ShelterBox tents set up in a small camp in Lopburi providing displaced families with temporary homes.
Approximately 160 kilometres north of Bangkok in an area called Lopburi, we found 17 families still living in tents. Here Rebecca explains how our monitoring and evaluation trip has had an immediate and beneficial impact on the people at this small camp:
‘Speaking to the people at this small camp, we found out that they felt forgotten and had no access to food or clean drinking water as the daily distributions of relief aid had stopped. Additionally they could not go home because these families’ homes have been completely destroyed and they said there is now no work in the city of Lopburi to pay for the rebuilding.
‘As the people in Lopburi were in a desperate situation, it was a pretty easy decision to change our plans and gift the Lifestraw to the people of this camp. We set up the Lifestraw water purifier and demonstrated how to use it – we also gave the community a leaflet in Thai that explained how the water filtration system works. It was amazing to see brown river water going into the top of the filtration kit and clean drinking water coming out the bottom. It was a great day knowing that these families now had clean drinking water.’
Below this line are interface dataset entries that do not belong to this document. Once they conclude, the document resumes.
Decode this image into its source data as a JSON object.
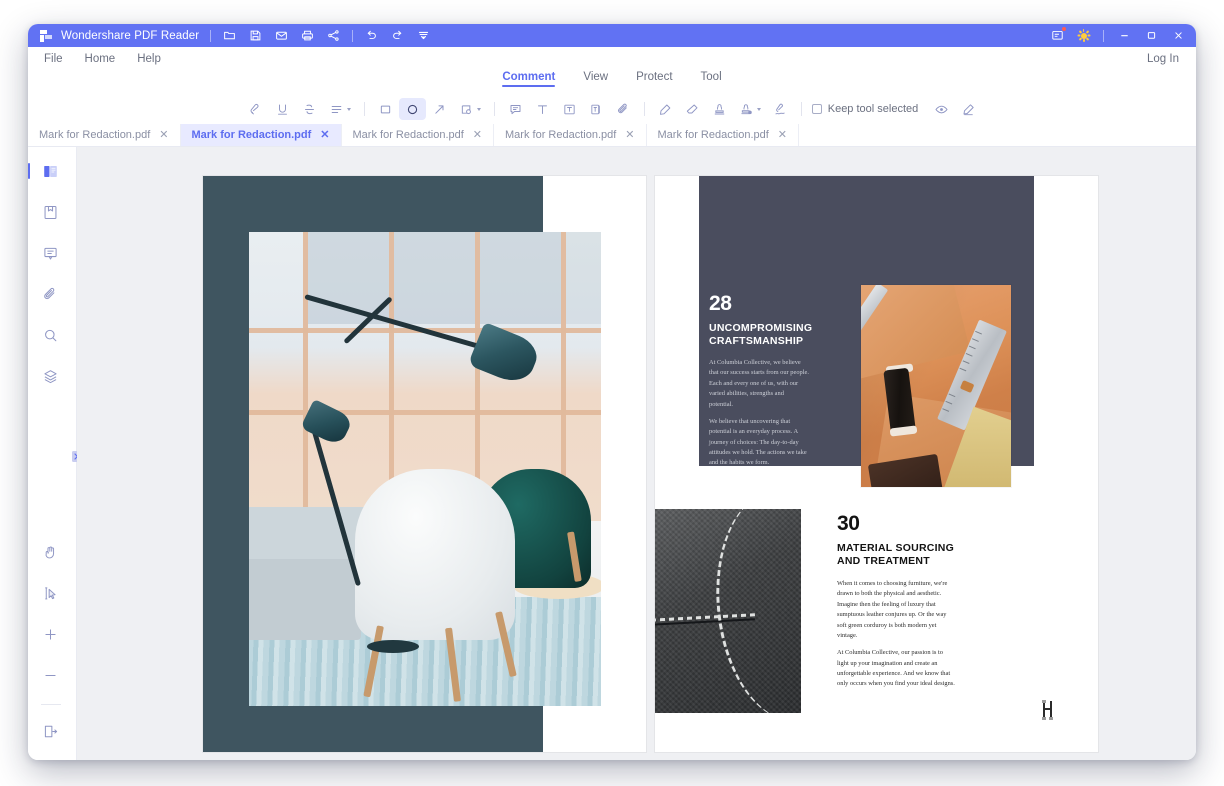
{
  "window": {
    "app_title": "Wondershare PDF Reader",
    "quick_actions": [
      {
        "name": "open-folder",
        "icon": "folder-icon"
      },
      {
        "name": "save",
        "icon": "save-icon"
      },
      {
        "name": "email",
        "icon": "envelope-icon"
      },
      {
        "name": "print",
        "icon": "printer-icon"
      },
      {
        "name": "share",
        "icon": "share-icon"
      }
    ],
    "history_actions": [
      {
        "name": "undo",
        "icon": "undo-icon"
      },
      {
        "name": "redo",
        "icon": "redo-icon"
      },
      {
        "name": "more-tools",
        "icon": "chevron-down-bar-icon"
      }
    ],
    "right_actions": [
      {
        "name": "notifications",
        "icon": "notification-icon",
        "badge": true
      },
      {
        "name": "theme",
        "icon": "sun-icon"
      }
    ],
    "controls": [
      {
        "name": "minimize",
        "icon": "minimize-icon",
        "glyph": "—"
      },
      {
        "name": "maximize",
        "icon": "maximize-icon",
        "glyph": "□"
      },
      {
        "name": "close",
        "icon": "close-icon",
        "glyph": "✕"
      }
    ]
  },
  "menubar": {
    "items": [
      {
        "label": "File"
      },
      {
        "label": "Home"
      },
      {
        "label": "Help"
      }
    ],
    "login_label": "Log In"
  },
  "ribbon": {
    "tabs": [
      {
        "label": "Comment",
        "active": true
      },
      {
        "label": "View",
        "active": false
      },
      {
        "label": "Protect",
        "active": false
      },
      {
        "label": "Tool",
        "active": false
      }
    ]
  },
  "toolbar": {
    "tools": [
      {
        "name": "highlight-tool",
        "icon": "highlighter-icon",
        "selected": false
      },
      {
        "name": "underline-tool",
        "icon": "underline-icon",
        "selected": false
      },
      {
        "name": "strikethrough-tool",
        "icon": "strikethrough-icon",
        "selected": false
      },
      {
        "name": "text-markup-more",
        "icon": "lines-icon",
        "selected": false,
        "dropdown": true
      },
      {
        "name": "rectangle-tool",
        "icon": "rectangle-icon",
        "selected": false
      },
      {
        "name": "ellipse-tool",
        "icon": "ellipse-icon",
        "selected": true
      },
      {
        "name": "arrow-tool",
        "icon": "arrow-icon",
        "selected": false
      },
      {
        "name": "shapes-more",
        "icon": "shapes-icon",
        "selected": false,
        "dropdown": true
      },
      {
        "name": "sticky-note-tool",
        "icon": "note-icon",
        "selected": false
      },
      {
        "name": "typewriter-tool",
        "icon": "text-icon",
        "selected": false
      },
      {
        "name": "text-box-tool",
        "icon": "textbox-icon",
        "selected": false
      },
      {
        "name": "callout-tool",
        "icon": "callout-icon",
        "selected": false
      },
      {
        "name": "attachment-tool",
        "icon": "paperclip-icon",
        "selected": false
      },
      {
        "name": "pencil-tool",
        "icon": "pencil-icon",
        "selected": false
      },
      {
        "name": "eraser-tool",
        "icon": "eraser-icon",
        "selected": false
      },
      {
        "name": "stamp-tool",
        "icon": "stamp-icon",
        "selected": false
      },
      {
        "name": "custom-stamp-tool",
        "icon": "stamp-plus-icon",
        "selected": false,
        "dropdown": true
      },
      {
        "name": "signature-tool",
        "icon": "signature-icon",
        "selected": false
      }
    ],
    "keep_tool_label": "Keep tool selected",
    "keep_tool_checked": false,
    "right_tools": [
      {
        "name": "show-comments",
        "icon": "eye-icon"
      },
      {
        "name": "edit-markup",
        "icon": "pen-icon"
      }
    ]
  },
  "doc_tabs": [
    {
      "label": "Mark for Redaction.pdf",
      "active": false,
      "close": "✕"
    },
    {
      "label": "Mark for Redaction.pdf",
      "active": true,
      "close": "✕"
    },
    {
      "label": "Mark for Redaction.pdf",
      "active": false,
      "close": "✕"
    },
    {
      "label": "Mark for Redaction.pdf",
      "active": false,
      "close": "✕"
    },
    {
      "label": "Mark for Redaction.pdf",
      "active": false,
      "close": "✕"
    }
  ],
  "sidebar": {
    "top_items": [
      {
        "name": "thumbnails-panel",
        "icon": "thumbnails-icon",
        "active": true
      },
      {
        "name": "bookmarks-panel",
        "icon": "bookmark-icon",
        "active": false
      },
      {
        "name": "comments-panel",
        "icon": "comment-icon",
        "active": false
      },
      {
        "name": "attachments-panel",
        "icon": "paperclip-icon",
        "active": false
      },
      {
        "name": "search-panel",
        "icon": "search-icon",
        "active": false
      },
      {
        "name": "layers-panel",
        "icon": "layers-icon",
        "active": false
      }
    ],
    "bottom_items": [
      {
        "name": "hand-tool",
        "icon": "hand-icon"
      },
      {
        "name": "select-tool",
        "icon": "cursor-select-icon"
      },
      {
        "name": "zoom-in",
        "icon": "plus-icon"
      },
      {
        "name": "zoom-out",
        "icon": "minus-icon"
      },
      {
        "name": "page-fit",
        "icon": "page-export-icon"
      }
    ],
    "expander": {
      "name": "panel-expander",
      "icon": "chevron-right-icon"
    }
  },
  "document": {
    "left_page": {
      "photo_alt": "Interior with lamp and chairs"
    },
    "right_page": {
      "section_one": {
        "number": "28",
        "heading": "UNCOMPROMISING\nCRAFTSMANSHIP",
        "heading_line1": "UNCOMPROMISING",
        "heading_line2": "CRAFTSMANSHIP",
        "paragraph_1": "At Columbia Collective, we believe that our success starts from our people. Each and every one of us, with our varied abilities, strengths and potential.",
        "paragraph_2": "We believe that uncovering that potential is an everyday process. A journey of choices: The day-to-day attitudes we hold. The actions we take and the habits we form."
      },
      "section_two": {
        "number": "30",
        "heading_line1": "MATERIAL SOURCING",
        "heading_line2": "AND TREATMENT",
        "paragraph_1": "When it comes to choosing furniture, we're drawn to both the physical and aesthetic. Imagine then the feeling of luxury that sumptuous leather conjures up. Or the way soft green corduroy is both modern yet vintage.",
        "paragraph_2": "At Columbia Collective, our passion is to light up your imagination and create an unforgettable experience. And we know that only occurs when you find your ideal designs."
      }
    }
  },
  "colors": {
    "titlebar": "#6172f3",
    "accent": "#5d6df0",
    "tab_active_bg": "#e8eaff",
    "viewer_bg": "#eff0f3",
    "slab_left": "#3f5560",
    "slab_right": "#4a4d5e"
  }
}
SRT volunteer Scott Robinson (US) with a family in Nonthaburi who has taken a ShelterBox tent back to their home whilst they repair their house.
Scott explains how being involved in this monitoring and evaluation trip to Thailand has given him a surprising sense of closure that is sometimes missing for SRT volunteers coming back from short deployments:
‘When I first arrived in country we were dispatched to Lopburi where I witnessed massive devastation. For 45 kilometres people were lined up along the roadside, standing on stacked pallets with chairs and one or two small bags of personal belongings. The water was actually flowing over the road, which was the highest point in the area. Looking to the sides of the road we could only see the rooftops of submerged houses. I was surprised as we drove past that the Thai people were smiling and waving in the face of this disaster. In Lopburi we distributed 660 tents. I was in country for the whole of October and November and then I was presented with the opportunity to return to be involved in the monitoring and evaluation follow-up trip: a new experience for me. What I didn’t realise is that when returning to country post-disaster, when life has returned to normal for the people and surroundings, that I would feel a surprising sense of closure. I have been on over ten ShelterBox deployments and each time I have left not knowing the final outcome for the people I have helped. You are always left wondering what happened next for them - you never forget about the people you have helped.’